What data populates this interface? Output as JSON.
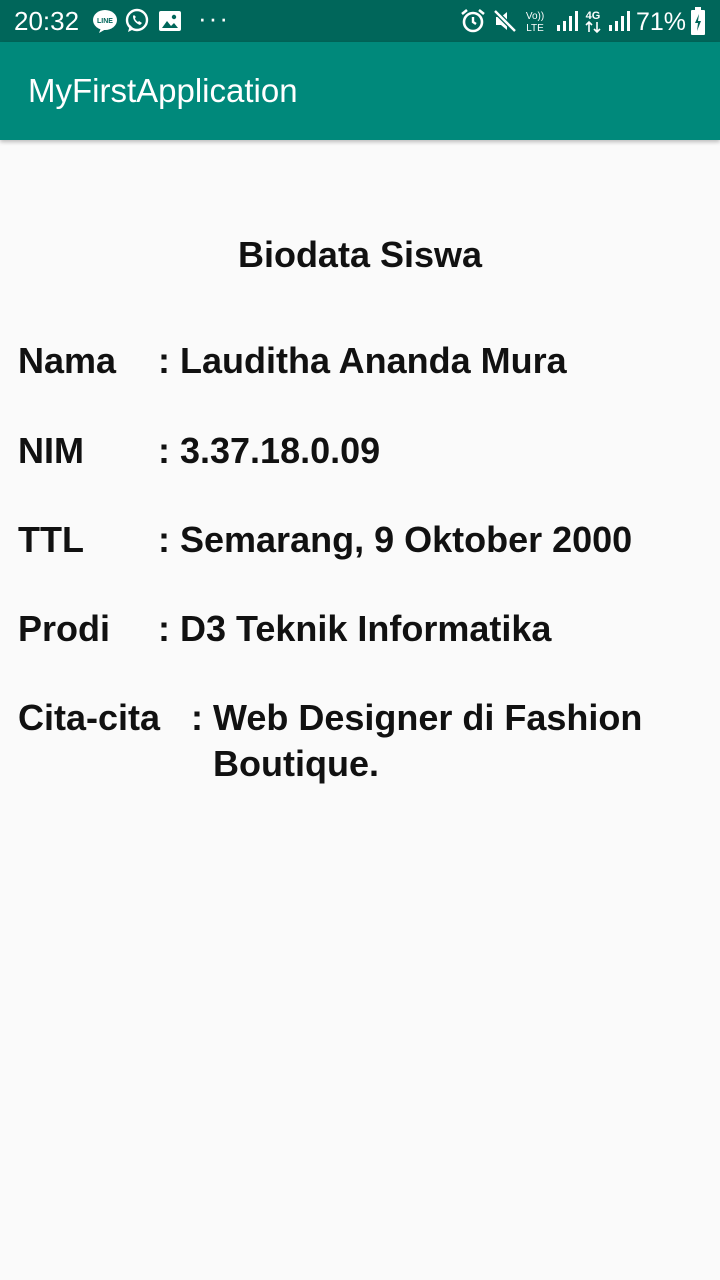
{
  "status_bar": {
    "time": "20:32",
    "notification_icons": [
      "line-icon",
      "whatsapp-icon",
      "image-icon"
    ],
    "more": "···",
    "system_icons": [
      "alarm-icon",
      "mute-icon",
      "volte-icon",
      "signal-icon",
      "4g-icon",
      "signal-icon",
      "battery-icon"
    ],
    "volte_label": "Vo)) LTE",
    "network_label": "4G",
    "battery": "71%",
    "colors": {
      "background": "#00665a",
      "foreground": "#ffffff"
    }
  },
  "app_bar": {
    "title": "MyFirstApplication",
    "color": "#00897b"
  },
  "main": {
    "heading": "Biodata Siswa",
    "rows": [
      {
        "label": "Nama",
        "value": ": Lauditha Ananda Mura"
      },
      {
        "label": "NIM",
        "value": ": 3.37.18.0.09"
      },
      {
        "label": "TTL",
        "value": ": Semarang, 9 Oktober 2000"
      },
      {
        "label": "Prodi",
        "value": ": D3 Teknik Informatika"
      },
      {
        "label": "Cita-cita",
        "value": ": Web Designer di Fashion",
        "value_continuation": "Boutique."
      }
    ]
  }
}
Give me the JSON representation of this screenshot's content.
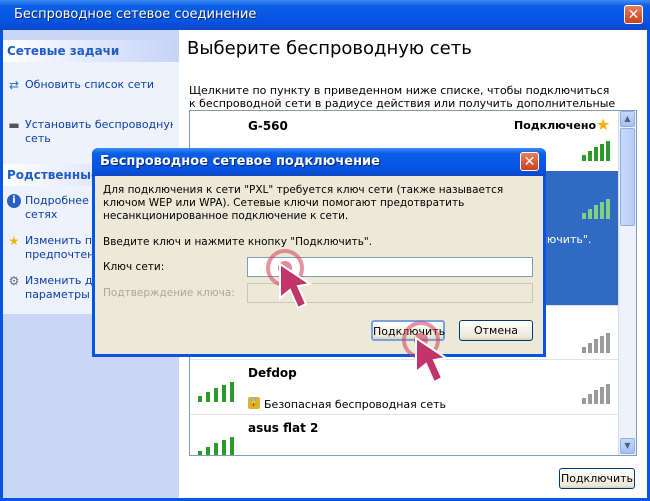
{
  "window": {
    "title": "Беспроводное сетевое соединение",
    "close_glyph": "✕"
  },
  "sidebar": {
    "tasks_header": "Сетевые задачи",
    "tasks": [
      {
        "label": "Обновить список сети",
        "icon": "refresh-icon"
      },
      {
        "label": "Установить беспроводную",
        "label2": "сеть",
        "icon": "network-setup-icon"
      }
    ],
    "related_header": "Родственные з",
    "related": [
      {
        "label": "Подробнее о",
        "label2": "сетях",
        "icon": "info-icon"
      },
      {
        "label": "Изменить пор",
        "label2": "предпочтени",
        "icon": "star-icon"
      },
      {
        "label": "Изменить доп",
        "label2": "параметры",
        "icon": "gear-icon"
      }
    ]
  },
  "main": {
    "heading": "Выберите беспроводную сеть",
    "instruction": "Щелкните по пункту в приведенном ниже списке, чтобы подключиться к беспроводной сети в радиусе действия или получить дополнительные сведения.",
    "connect_button": "Подключить",
    "networks": [
      {
        "name": "G-560",
        "status": "Подключено",
        "security": ""
      },
      {
        "name": "",
        "status": "",
        "security": "",
        "fragment": "лючить\"."
      },
      {
        "name": "",
        "status": "",
        "security": ""
      },
      {
        "name": "Defdop",
        "status": "",
        "security": "Безопасная беспроводная сеть"
      },
      {
        "name": "asus flat 2",
        "status": "",
        "security": ""
      }
    ]
  },
  "dialog": {
    "title": "Беспроводное сетевое подключение",
    "description": "Для подключения к сети \"PXL\" требуется ключ сети (также называется ключом WEP или WPA). Сетевые ключи помогают предотвратить несанкционированное подключение к сети.",
    "prompt": "Введите ключ и нажмите кнопку \"Подключить\".",
    "key_label": "Ключ сети:",
    "key_value": "",
    "confirm_label": "Подтверждение ключа:",
    "connect_button": "Подключить",
    "cancel_button": "Отмена"
  },
  "colors": {
    "titlebar": "#0554e3",
    "sidebar": "#c9d6f5",
    "selection": "#316ac5",
    "signal": "#2b9a2b",
    "tap_marker": "#d23c5a"
  }
}
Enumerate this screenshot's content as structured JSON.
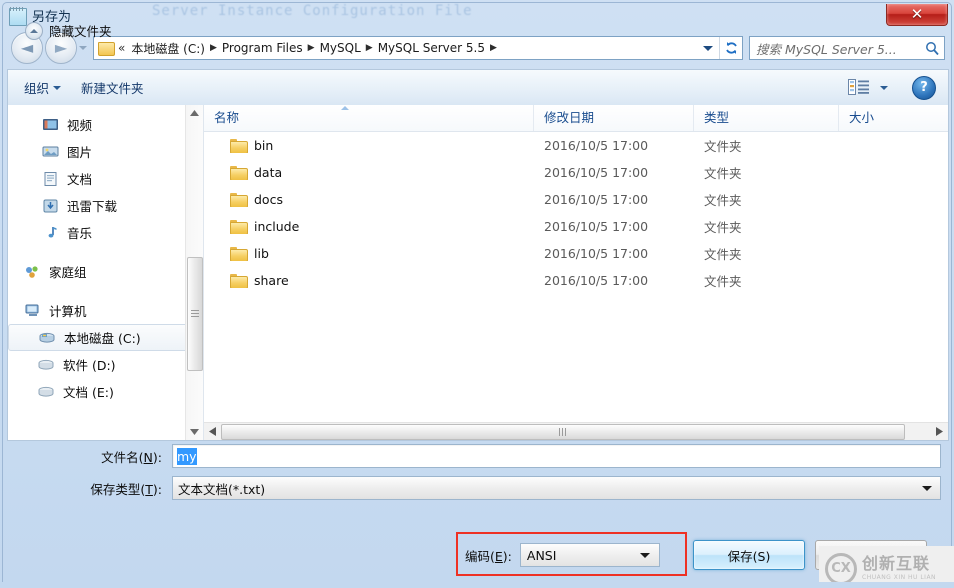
{
  "background_window": {
    "title": "Server Instance Configuration File"
  },
  "dialog": {
    "title": "另存为",
    "icon": "notepad-icon",
    "close_label": "✕"
  },
  "navigation": {
    "back_label": "◄",
    "forward_label": "►",
    "recent_dropdown": "▼",
    "address": {
      "folder_icon": "folder-icon",
      "leading_ellipsis": "«",
      "crumbs": [
        {
          "label": "本地磁盘 (C:)"
        },
        {
          "label": "Program Files"
        },
        {
          "label": "MySQL"
        },
        {
          "label": "MySQL Server 5.5"
        }
      ],
      "separator": "▶",
      "dropdown": "▼",
      "refresh_icon": "refresh-icon"
    },
    "search": {
      "placeholder": "搜索 MySQL Server 5...",
      "icon": "search-icon"
    }
  },
  "toolbar": {
    "organize_label": "组织",
    "new_folder_label": "新建文件夹",
    "view_icon": "view-options-icon",
    "view_dropdown": "▼",
    "help_label": "?"
  },
  "sidebar": {
    "library_items": [
      {
        "label": "视频",
        "icon": "video-icon"
      },
      {
        "label": "图片",
        "icon": "pictures-icon"
      },
      {
        "label": "文档",
        "icon": "documents-icon"
      },
      {
        "label": "迅雷下载",
        "icon": "downloads-icon"
      },
      {
        "label": "音乐",
        "icon": "music-icon"
      }
    ],
    "homegroup": {
      "label": "家庭组",
      "icon": "homegroup-icon"
    },
    "computer": {
      "label": "计算机",
      "icon": "computer-icon"
    },
    "drives": [
      {
        "label": "本地磁盘 (C:)",
        "icon": "system-drive-icon",
        "selected": true
      },
      {
        "label": "软件 (D:)",
        "icon": "drive-icon",
        "selected": false
      },
      {
        "label": "文档 (E:)",
        "icon": "drive-icon",
        "selected": false
      }
    ],
    "scroll_up": "▲",
    "scroll_down": "▼"
  },
  "filelist": {
    "columns": [
      {
        "label": "名称",
        "sorted": "asc"
      },
      {
        "label": "修改日期"
      },
      {
        "label": "类型"
      },
      {
        "label": "大小"
      }
    ],
    "rows": [
      {
        "name": "bin",
        "date": "2016/10/5 17:00",
        "type": "文件夹",
        "size": ""
      },
      {
        "name": "data",
        "date": "2016/10/5 17:00",
        "type": "文件夹",
        "size": ""
      },
      {
        "name": "docs",
        "date": "2016/10/5 17:00",
        "type": "文件夹",
        "size": ""
      },
      {
        "name": "include",
        "date": "2016/10/5 17:00",
        "type": "文件夹",
        "size": ""
      },
      {
        "name": "lib",
        "date": "2016/10/5 17:00",
        "type": "文件夹",
        "size": ""
      },
      {
        "name": "share",
        "date": "2016/10/5 17:00",
        "type": "文件夹",
        "size": ""
      }
    ],
    "hscroll_left": "◄",
    "hscroll_right": "►"
  },
  "form": {
    "filename_label_pre": "文件名(",
    "filename_label_key": "N",
    "filename_label_post": "):",
    "filename_value": "my",
    "filetype_label_pre": "保存类型(",
    "filetype_label_key": "T",
    "filetype_label_post": "):",
    "filetype_value": "文本文档(*.txt)"
  },
  "footer": {
    "hide_folders_label": "隐藏文件夹",
    "encoding_label_pre": "编码(",
    "encoding_label_key": "E",
    "encoding_label_post": "):",
    "encoding_value": "ANSI",
    "save_label": "保存(S)",
    "cancel_label": ""
  },
  "annotation": {
    "highlight_color": "#ee3124"
  },
  "watermark": {
    "logo": "CX",
    "title": "创新互联",
    "subtitle": "CHUANG XIN HU LIAN"
  }
}
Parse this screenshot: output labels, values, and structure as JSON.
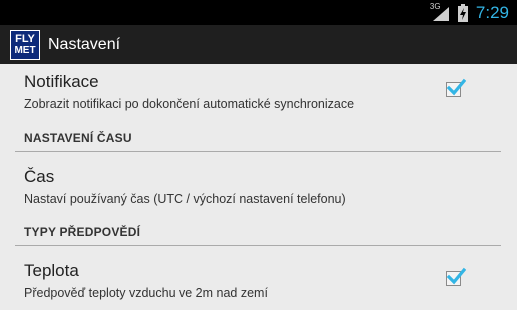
{
  "status_bar": {
    "network_type": "3G",
    "time": "7:29"
  },
  "action_bar": {
    "logo_top": "FLY",
    "logo_bottom": "MET",
    "title": "Nastavení"
  },
  "preferences": [
    {
      "title": "Notifikace",
      "summary": "Zobrazit notifikaci po dokončení automatické synchronizace",
      "checked": true
    },
    {
      "category": "NASTAVENÍ ČASU"
    },
    {
      "title": "Čas",
      "summary": "Nastaví používaný čas (UTC / výchozí nastavení telefonu)"
    },
    {
      "category": "TYPY PŘEDPOVĚDÍ"
    },
    {
      "title": "Teplota",
      "summary": "Předpověď teploty vzduchu ve 2m nad zemí",
      "checked": true
    }
  ],
  "colors": {
    "accent": "#33b5e5",
    "background": "#ebebeb",
    "action_bar": "#1f1f1f"
  }
}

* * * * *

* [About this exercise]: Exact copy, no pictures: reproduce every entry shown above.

* [Solution for this task]:
What data populates this interface? Output as JSON.
{
  "status_bar": {
    "time": "20:32",
    "notification_icons": [
      "line-icon",
      "whatsapp-icon",
      "image-icon"
    ],
    "more": "···",
    "system_icons": [
      "alarm-icon",
      "mute-icon",
      "volte-icon",
      "signal-icon",
      "4g-icon",
      "signal-icon",
      "battery-icon"
    ],
    "volte_label": "Vo)) LTE",
    "network_label": "4G",
    "battery": "71%",
    "colors": {
      "background": "#00665a",
      "foreground": "#ffffff"
    }
  },
  "app_bar": {
    "title": "MyFirstApplication",
    "color": "#00897b"
  },
  "main": {
    "heading": "Biodata Siswa",
    "rows": [
      {
        "label": "Nama",
        "value": ": Lauditha Ananda Mura"
      },
      {
        "label": "NIM",
        "value": ": 3.37.18.0.09"
      },
      {
        "label": "TTL",
        "value": ": Semarang, 9 Oktober 2000"
      },
      {
        "label": "Prodi",
        "value": ": D3 Teknik Informatika"
      },
      {
        "label": "Cita-cita",
        "value": ": Web Designer di Fashion",
        "value_continuation": "Boutique."
      }
    ]
  }
}
Give me the JSON representation of this screenshot's content.
{
  "window": {
    "title": "Беспроводное сетевое соединение",
    "close_glyph": "✕"
  },
  "sidebar": {
    "tasks_header": "Сетевые задачи",
    "tasks": [
      {
        "label": "Обновить список сети",
        "icon": "refresh-icon"
      },
      {
        "label": "Установить беспроводную",
        "label2": "сеть",
        "icon": "network-setup-icon"
      }
    ],
    "related_header": "Родственные з",
    "related": [
      {
        "label": "Подробнее о",
        "label2": "сетях",
        "icon": "info-icon"
      },
      {
        "label": "Изменить пор",
        "label2": "предпочтени",
        "icon": "star-icon"
      },
      {
        "label": "Изменить доп",
        "label2": "параметры",
        "icon": "gear-icon"
      }
    ]
  },
  "main": {
    "heading": "Выберите беспроводную сеть",
    "instruction": "Щелкните по пункту в приведенном ниже списке, чтобы подключиться к беспроводной сети в радиусе действия или получить дополнительные сведения.",
    "connect_button": "Подключить",
    "networks": [
      {
        "name": "G-560",
        "status": "Подключено",
        "security": ""
      },
      {
        "name": "",
        "status": "",
        "security": "",
        "fragment": "лючить\"."
      },
      {
        "name": "",
        "status": "",
        "security": ""
      },
      {
        "name": "Defdop",
        "status": "",
        "security": "Безопасная беспроводная сеть"
      },
      {
        "name": "asus flat 2",
        "status": "",
        "security": ""
      }
    ]
  },
  "dialog": {
    "title": "Беспроводное сетевое подключение",
    "description": "Для подключения к сети \"PXL\" требуется ключ сети (также называется ключом WEP или WPA). Сетевые ключи помогают предотвратить несанкционированное подключение к сети.",
    "prompt": "Введите ключ и нажмите кнопку \"Подключить\".",
    "key_label": "Ключ сети:",
    "key_value": "",
    "confirm_label": "Подтверждение ключа:",
    "connect_button": "Подключить",
    "cancel_button": "Отмена"
  },
  "colors": {
    "titlebar": "#0554e3",
    "sidebar": "#c9d6f5",
    "selection": "#316ac5",
    "signal": "#2b9a2b",
    "tap_marker": "#d23c5a"
  }
}
Enumerate this screenshot's content as structured JSON.
{
  "background_window": {
    "title": "Server Instance Configuration File"
  },
  "dialog": {
    "title": "另存为",
    "icon": "notepad-icon",
    "close_label": "✕"
  },
  "navigation": {
    "back_label": "◄",
    "forward_label": "►",
    "recent_dropdown": "▼",
    "address": {
      "folder_icon": "folder-icon",
      "leading_ellipsis": "«",
      "crumbs": [
        {
          "label": "本地磁盘 (C:)"
        },
        {
          "label": "Program Files"
        },
        {
          "label": "MySQL"
        },
        {
          "label": "MySQL Server 5.5"
        }
      ],
      "separator": "▶",
      "dropdown": "▼",
      "refresh_icon": "refresh-icon"
    },
    "search": {
      "placeholder": "搜索 MySQL Server 5...",
      "icon": "search-icon"
    }
  },
  "toolbar": {
    "organize_label": "组织",
    "new_folder_label": "新建文件夹",
    "view_icon": "view-options-icon",
    "view_dropdown": "▼",
    "help_label": "?"
  },
  "sidebar": {
    "library_items": [
      {
        "label": "视频",
        "icon": "video-icon"
      },
      {
        "label": "图片",
        "icon": "pictures-icon"
      },
      {
        "label": "文档",
        "icon": "documents-icon"
      },
      {
        "label": "迅雷下载",
        "icon": "downloads-icon"
      },
      {
        "label": "音乐",
        "icon": "music-icon"
      }
    ],
    "homegroup": {
      "label": "家庭组",
      "icon": "homegroup-icon"
    },
    "computer": {
      "label": "计算机",
      "icon": "computer-icon"
    },
    "drives": [
      {
        "label": "本地磁盘 (C:)",
        "icon": "system-drive-icon",
        "selected": true
      },
      {
        "label": "软件 (D:)",
        "icon": "drive-icon",
        "selected": false
      },
      {
        "label": "文档 (E:)",
        "icon": "drive-icon",
        "selected": false
      }
    ],
    "scroll_up": "▲",
    "scroll_down": "▼"
  },
  "filelist": {
    "columns": [
      {
        "label": "名称",
        "sorted": "asc"
      },
      {
        "label": "修改日期"
      },
      {
        "label": "类型"
      },
      {
        "label": "大小"
      }
    ],
    "rows": [
      {
        "name": "bin",
        "date": "2016/10/5 17:00",
        "type": "文件夹",
        "size": ""
      },
      {
        "name": "data",
        "date": "2016/10/5 17:00",
        "type": "文件夹",
        "size": ""
      },
      {
        "name": "docs",
        "date": "2016/10/5 17:00",
        "type": "文件夹",
        "size": ""
      },
      {
        "name": "include",
        "date": "2016/10/5 17:00",
        "type": "文件夹",
        "size": ""
      },
      {
        "name": "lib",
        "date": "2016/10/5 17:00",
        "type": "文件夹",
        "size": ""
      },
      {
        "name": "share",
        "date": "2016/10/5 17:00",
        "type": "文件夹",
        "size": ""
      }
    ],
    "hscroll_left": "◄",
    "hscroll_right": "►"
  },
  "form": {
    "filename_label_pre": "文件名(",
    "filename_label_key": "N",
    "filename_label_post": "):",
    "filename_value": "my",
    "filetype_label_pre": "保存类型(",
    "filetype_label_key": "T",
    "filetype_label_post": "):",
    "filetype_value": "文本文档(*.txt)"
  },
  "footer": {
    "hide_folders_label": "隐藏文件夹",
    "encoding_label_pre": "编码(",
    "encoding_label_key": "E",
    "encoding_label_post": "):",
    "encoding_value": "ANSI",
    "save_label": "保存(S)",
    "cancel_label": ""
  },
  "annotation": {
    "highlight_color": "#ee3124"
  },
  "watermark": {
    "logo": "CX",
    "title": "创新互联",
    "subtitle": "CHUANG XIN HU LIAN"
  }
}
Parse this screenshot: output labels, values, and structure as JSON.
{
  "status_bar": {
    "network_type": "3G",
    "time": "7:29"
  },
  "action_bar": {
    "logo_top": "FLY",
    "logo_bottom": "MET",
    "title": "Nastavení"
  },
  "preferences": [
    {
      "title": "Notifikace",
      "summary": "Zobrazit notifikaci po dokončení automatické synchronizace",
      "checked": true
    },
    {
      "category": "NASTAVENÍ ČASU"
    },
    {
      "title": "Čas",
      "summary": "Nastaví používaný čas (UTC / výchozí nastavení telefonu)"
    },
    {
      "category": "TYPY PŘEDPOVĚDÍ"
    },
    {
      "title": "Teplota",
      "summary": "Předpověď teploty vzduchu ve 2m nad zemí",
      "checked": true
    }
  ],
  "colors": {
    "accent": "#33b5e5",
    "background": "#ebebeb",
    "action_bar": "#1f1f1f"
  }
}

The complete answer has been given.